Firewood typically lasts for one to two years, depending on various factors. Firewood is an excellent and affordable source of heat and energy for many households.
It is important to know how long it can last to avoid any inconvenience. The durability of firewood depends on many factors, including the type of wood, how it is stored, and the humidity levels in the storage area. In general, hardwood such as oak or maple can last longer than softwood like pine.
Proper storage, such as keeping the firewood dry and off the ground, can also prolong its life. Additionally, some wood types can produce more heat and burn slower than others, affecting their lifespan. In this article, we will discuss how long firewood generally lasts and what factors to consider to make sure you get the most out of your firewood.
Factors Affecting Firewood’S Lifespan

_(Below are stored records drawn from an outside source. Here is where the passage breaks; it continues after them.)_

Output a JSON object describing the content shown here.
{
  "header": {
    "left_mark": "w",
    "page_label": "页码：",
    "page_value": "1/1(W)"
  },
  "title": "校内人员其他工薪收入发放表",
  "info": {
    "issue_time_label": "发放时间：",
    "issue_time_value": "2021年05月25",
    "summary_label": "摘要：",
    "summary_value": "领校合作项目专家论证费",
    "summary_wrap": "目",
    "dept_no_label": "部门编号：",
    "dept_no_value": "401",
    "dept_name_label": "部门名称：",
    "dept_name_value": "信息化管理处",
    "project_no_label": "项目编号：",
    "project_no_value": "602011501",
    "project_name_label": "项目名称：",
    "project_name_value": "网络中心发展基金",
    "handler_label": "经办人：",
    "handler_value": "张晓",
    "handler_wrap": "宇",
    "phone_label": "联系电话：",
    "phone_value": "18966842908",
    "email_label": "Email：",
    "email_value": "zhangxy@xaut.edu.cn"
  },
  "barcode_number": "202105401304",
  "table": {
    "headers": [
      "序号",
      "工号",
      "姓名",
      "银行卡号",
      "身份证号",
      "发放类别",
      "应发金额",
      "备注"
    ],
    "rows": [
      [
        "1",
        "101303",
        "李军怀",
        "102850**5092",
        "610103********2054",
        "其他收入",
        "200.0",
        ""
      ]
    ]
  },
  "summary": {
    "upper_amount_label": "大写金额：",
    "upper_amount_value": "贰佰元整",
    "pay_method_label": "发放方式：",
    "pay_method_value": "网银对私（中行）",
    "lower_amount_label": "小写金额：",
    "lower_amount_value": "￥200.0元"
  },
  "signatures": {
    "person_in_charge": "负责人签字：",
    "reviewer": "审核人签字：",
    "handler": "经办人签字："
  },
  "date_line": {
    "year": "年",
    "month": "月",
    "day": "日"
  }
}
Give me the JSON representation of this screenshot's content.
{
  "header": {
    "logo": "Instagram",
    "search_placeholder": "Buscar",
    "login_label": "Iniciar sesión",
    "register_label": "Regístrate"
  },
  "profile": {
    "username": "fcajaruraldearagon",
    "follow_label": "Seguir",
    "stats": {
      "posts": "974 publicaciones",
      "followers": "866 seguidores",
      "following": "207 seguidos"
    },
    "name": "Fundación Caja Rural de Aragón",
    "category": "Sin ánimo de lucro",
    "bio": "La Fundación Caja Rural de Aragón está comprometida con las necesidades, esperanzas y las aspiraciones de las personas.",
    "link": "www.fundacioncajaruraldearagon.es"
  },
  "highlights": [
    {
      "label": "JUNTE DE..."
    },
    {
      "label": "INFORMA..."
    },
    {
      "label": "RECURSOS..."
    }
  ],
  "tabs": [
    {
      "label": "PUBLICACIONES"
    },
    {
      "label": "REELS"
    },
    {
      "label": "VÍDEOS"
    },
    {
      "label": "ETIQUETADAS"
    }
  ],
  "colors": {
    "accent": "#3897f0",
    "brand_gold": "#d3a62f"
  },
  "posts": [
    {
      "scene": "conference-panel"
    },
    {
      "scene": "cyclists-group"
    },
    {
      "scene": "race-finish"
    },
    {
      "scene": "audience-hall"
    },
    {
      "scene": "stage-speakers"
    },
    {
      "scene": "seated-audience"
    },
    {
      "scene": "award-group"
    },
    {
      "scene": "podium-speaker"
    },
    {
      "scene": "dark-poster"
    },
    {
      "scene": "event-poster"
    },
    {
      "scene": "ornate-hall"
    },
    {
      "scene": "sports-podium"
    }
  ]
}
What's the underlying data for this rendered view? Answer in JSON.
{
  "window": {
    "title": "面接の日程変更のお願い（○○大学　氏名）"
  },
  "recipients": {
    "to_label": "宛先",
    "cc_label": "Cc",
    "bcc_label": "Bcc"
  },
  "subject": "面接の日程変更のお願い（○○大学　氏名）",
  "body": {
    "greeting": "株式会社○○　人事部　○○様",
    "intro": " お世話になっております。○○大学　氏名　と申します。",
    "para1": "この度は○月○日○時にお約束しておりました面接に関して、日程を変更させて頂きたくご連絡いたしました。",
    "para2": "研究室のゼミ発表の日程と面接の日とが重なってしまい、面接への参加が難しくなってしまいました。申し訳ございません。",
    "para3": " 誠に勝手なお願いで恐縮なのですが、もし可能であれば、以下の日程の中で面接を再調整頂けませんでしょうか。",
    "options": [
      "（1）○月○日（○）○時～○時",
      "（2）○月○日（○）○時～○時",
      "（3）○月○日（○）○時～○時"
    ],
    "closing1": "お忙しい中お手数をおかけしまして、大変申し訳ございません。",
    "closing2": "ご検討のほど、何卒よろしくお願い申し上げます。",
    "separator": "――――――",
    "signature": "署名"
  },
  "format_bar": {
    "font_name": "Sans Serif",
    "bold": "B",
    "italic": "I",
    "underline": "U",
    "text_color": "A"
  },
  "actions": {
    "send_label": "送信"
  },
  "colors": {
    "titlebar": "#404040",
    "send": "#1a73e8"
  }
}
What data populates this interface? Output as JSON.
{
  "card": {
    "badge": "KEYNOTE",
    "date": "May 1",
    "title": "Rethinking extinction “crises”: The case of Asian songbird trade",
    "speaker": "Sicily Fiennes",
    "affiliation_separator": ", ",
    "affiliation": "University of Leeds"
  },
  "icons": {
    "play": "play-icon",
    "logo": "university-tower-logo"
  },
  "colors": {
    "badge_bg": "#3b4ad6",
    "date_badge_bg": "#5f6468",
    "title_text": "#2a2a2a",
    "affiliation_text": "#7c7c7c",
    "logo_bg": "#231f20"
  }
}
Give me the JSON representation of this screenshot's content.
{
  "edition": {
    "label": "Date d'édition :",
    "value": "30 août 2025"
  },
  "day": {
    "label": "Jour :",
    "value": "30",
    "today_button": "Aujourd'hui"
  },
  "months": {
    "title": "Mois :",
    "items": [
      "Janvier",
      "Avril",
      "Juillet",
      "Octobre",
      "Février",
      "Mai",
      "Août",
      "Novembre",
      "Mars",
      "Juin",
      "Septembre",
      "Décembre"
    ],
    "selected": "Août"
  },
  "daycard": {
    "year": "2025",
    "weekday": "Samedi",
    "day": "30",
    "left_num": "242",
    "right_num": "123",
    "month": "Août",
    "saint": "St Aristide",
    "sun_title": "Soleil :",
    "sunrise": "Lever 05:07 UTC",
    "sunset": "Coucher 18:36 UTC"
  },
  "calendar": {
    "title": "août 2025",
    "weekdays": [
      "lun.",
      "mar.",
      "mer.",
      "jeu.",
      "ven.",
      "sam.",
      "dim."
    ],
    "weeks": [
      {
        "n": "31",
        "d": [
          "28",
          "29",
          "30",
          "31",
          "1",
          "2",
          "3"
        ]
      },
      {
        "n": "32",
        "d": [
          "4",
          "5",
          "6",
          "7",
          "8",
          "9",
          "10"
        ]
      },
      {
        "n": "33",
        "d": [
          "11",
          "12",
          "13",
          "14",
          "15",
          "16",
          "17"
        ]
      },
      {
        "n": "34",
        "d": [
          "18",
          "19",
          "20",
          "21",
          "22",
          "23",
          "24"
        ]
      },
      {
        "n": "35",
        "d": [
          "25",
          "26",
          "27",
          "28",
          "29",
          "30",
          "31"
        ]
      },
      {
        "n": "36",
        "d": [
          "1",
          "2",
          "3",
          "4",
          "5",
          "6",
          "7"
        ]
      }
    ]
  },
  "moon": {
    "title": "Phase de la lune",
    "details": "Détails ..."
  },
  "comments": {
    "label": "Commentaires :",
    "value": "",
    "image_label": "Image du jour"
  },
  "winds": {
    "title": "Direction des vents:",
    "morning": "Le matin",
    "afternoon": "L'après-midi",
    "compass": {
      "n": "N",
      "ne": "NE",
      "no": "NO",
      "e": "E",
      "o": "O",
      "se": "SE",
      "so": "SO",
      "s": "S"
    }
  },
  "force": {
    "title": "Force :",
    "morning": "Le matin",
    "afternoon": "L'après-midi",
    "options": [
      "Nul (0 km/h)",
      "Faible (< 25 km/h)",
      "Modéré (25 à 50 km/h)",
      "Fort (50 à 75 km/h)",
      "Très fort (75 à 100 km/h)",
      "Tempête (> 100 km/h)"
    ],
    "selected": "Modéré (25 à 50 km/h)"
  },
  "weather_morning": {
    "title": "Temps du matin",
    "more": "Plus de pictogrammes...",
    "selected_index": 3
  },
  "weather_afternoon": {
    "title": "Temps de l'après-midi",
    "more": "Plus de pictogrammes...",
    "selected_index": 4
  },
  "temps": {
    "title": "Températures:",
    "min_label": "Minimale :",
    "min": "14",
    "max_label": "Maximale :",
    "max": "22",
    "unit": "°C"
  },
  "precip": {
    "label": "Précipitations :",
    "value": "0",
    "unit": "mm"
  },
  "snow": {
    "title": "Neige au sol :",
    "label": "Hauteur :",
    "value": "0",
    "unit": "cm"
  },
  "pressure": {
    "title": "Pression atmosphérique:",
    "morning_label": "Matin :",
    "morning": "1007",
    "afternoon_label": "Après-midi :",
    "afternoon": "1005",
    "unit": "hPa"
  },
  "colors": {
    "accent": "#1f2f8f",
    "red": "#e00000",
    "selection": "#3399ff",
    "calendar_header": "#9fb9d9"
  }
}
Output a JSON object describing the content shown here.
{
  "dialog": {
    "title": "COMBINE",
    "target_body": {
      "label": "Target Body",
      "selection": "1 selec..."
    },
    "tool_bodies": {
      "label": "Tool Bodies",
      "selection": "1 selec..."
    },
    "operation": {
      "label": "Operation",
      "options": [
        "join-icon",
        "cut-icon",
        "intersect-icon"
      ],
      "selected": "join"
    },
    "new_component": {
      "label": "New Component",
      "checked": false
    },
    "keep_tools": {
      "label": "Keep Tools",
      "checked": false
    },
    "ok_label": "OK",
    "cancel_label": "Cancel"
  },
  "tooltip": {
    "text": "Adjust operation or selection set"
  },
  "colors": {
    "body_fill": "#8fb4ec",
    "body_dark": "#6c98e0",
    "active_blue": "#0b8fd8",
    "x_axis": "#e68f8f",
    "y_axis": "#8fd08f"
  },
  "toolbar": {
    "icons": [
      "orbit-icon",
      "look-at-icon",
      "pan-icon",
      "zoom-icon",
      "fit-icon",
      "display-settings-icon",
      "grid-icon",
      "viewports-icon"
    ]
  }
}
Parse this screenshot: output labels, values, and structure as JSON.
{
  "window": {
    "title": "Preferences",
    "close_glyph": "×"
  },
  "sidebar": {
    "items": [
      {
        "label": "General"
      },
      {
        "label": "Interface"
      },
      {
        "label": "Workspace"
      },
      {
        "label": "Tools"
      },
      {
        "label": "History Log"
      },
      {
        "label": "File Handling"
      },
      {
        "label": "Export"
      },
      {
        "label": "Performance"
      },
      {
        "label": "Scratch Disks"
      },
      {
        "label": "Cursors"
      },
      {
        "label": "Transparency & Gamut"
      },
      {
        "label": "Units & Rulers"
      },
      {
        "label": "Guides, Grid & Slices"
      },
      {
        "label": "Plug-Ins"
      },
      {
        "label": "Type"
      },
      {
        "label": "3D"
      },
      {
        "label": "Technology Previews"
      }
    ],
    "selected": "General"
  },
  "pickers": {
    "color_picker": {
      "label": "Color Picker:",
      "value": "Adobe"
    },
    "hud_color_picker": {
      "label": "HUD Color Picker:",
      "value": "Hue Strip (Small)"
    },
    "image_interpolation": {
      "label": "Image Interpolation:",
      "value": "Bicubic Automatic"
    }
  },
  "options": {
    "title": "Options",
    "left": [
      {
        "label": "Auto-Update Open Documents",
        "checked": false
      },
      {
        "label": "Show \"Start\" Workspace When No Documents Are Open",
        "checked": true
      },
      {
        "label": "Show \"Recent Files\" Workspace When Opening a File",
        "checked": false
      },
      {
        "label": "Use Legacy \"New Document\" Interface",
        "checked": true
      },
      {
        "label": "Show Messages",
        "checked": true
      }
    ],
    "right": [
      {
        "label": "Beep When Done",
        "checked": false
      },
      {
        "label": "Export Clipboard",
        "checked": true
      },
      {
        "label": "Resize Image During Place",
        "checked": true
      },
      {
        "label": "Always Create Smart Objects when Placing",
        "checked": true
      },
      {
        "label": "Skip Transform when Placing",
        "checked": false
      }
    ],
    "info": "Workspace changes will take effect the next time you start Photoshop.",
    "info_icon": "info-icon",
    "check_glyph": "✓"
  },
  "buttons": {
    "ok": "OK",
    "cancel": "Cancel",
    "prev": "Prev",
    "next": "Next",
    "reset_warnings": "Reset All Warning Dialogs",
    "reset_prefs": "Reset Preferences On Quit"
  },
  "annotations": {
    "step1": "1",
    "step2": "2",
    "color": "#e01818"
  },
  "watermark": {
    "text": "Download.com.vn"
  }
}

The lifespan of firewood depends on several factors. One of the most critical factors is the moisture content of the wood. Damp wood tends to decay faster, while dry wood burns slowly and lasts longer. Another factor is the type of wood.
Hardwoods, such as oak and maple, are denser and more durable, lasting longer than softwoods, such as pine. Storage conditions also affect the lifespan of firewood. If it’s stored in a dry, ventilated area, it will last longer than wood stacked in a damp or humid place.
By considering these factors, you can ensure your firewood burns efficiently and lasts for more extended periods. Proper storage, dry conditions, and the right type of wood can mean the difference between frequent trips to the woodpile and weeks of cozy, warm fires.
Understanding Firewood Seasoning
Firewood is a popular and efficient source of heat, but it needs to be seasoned before being used. The process of seasoning firewood is known as drying and involves removing all the moisture from the wood. This drying process usually takes around six to twelve months depending on the wood type, location and weather conditions.
Seasoned wood is important as it burns hotter and cleaner than unseasoned wood, which means less smoke and pollution. It also lasts longer and produces less creosote buildup in your chimney, reducing fire risks. Techniques for seasoning firewood include air drying, stacking wood correctly, keeping it covered and using a moisture meter to measure the water content.
Properly seasoned firewood is essential for optimal burning and longevity.
Identifying Signs Of Bad Firewood
Firewood is a vital resource for keeping you warm during colder months. However, not all firewood is created equal. Bad firewood can ruin the experience by making the fire difficult to burn or causing the creation of excess smoke and ash.
Types of decay and damage include fungi, insect infestations, and improper seasoning. Bad firewood can also greatly affect firewood stands over time, unchecked infestations and improper handling causing significant damage to forests. To avoid these issues, it’s important to recognize the signs of poor quality firewood, such as splitting, cracking, and visible insect holes.
Taking the time to properly handle and store firewood can ensure a long-lasting supply of high-quality wood for warmth and coziness throughout the year.
Best Practices To Store Firewood
Storing firewood properly is crucial to extend its lifespan. The best location to store firewood is a dry and shaded area, away from direct sunlight and rain. Placing the firewood on pallets or any raised platform allows for maximum ventilation, which helps keep the wood dry.
It’s important to avoid stacking the wood too tightly, as it can lead to moisture build-up and fungus growth. Covering the top of the firewood stack with a tarp or cover can help prevent rainwater from seeping in. Following these tips for firewood storage ensures that the wood stays dry and usable for a longer period, making it the most cost-effective option for those who rely on wood for heating or cooking.
After understanding how long firewood lasts and the factors that affect its lifespan, it is clear that proper storage and dryness are crucial for its longevity. Investing in a moisture meter and covering your firewood stack with a tarp will help to protect it from rain, snow, and other outdoor elements.
Moreover, seasoning your wood for at least six months will also contribute to its durability and efficiency. While the general lifespan of firewood varies depending on various factors, including species, climate, and storage, a well-maintained stack can last up to two years or more.
Keeping this in mind, it is essential to purchase or harvest firewood in advance and store it correctly, ensuring a steady supply of fuel for your heating needs. Overall, proper care and attention are necessary to prolong the lifespan of firewood and get the most out of your investment.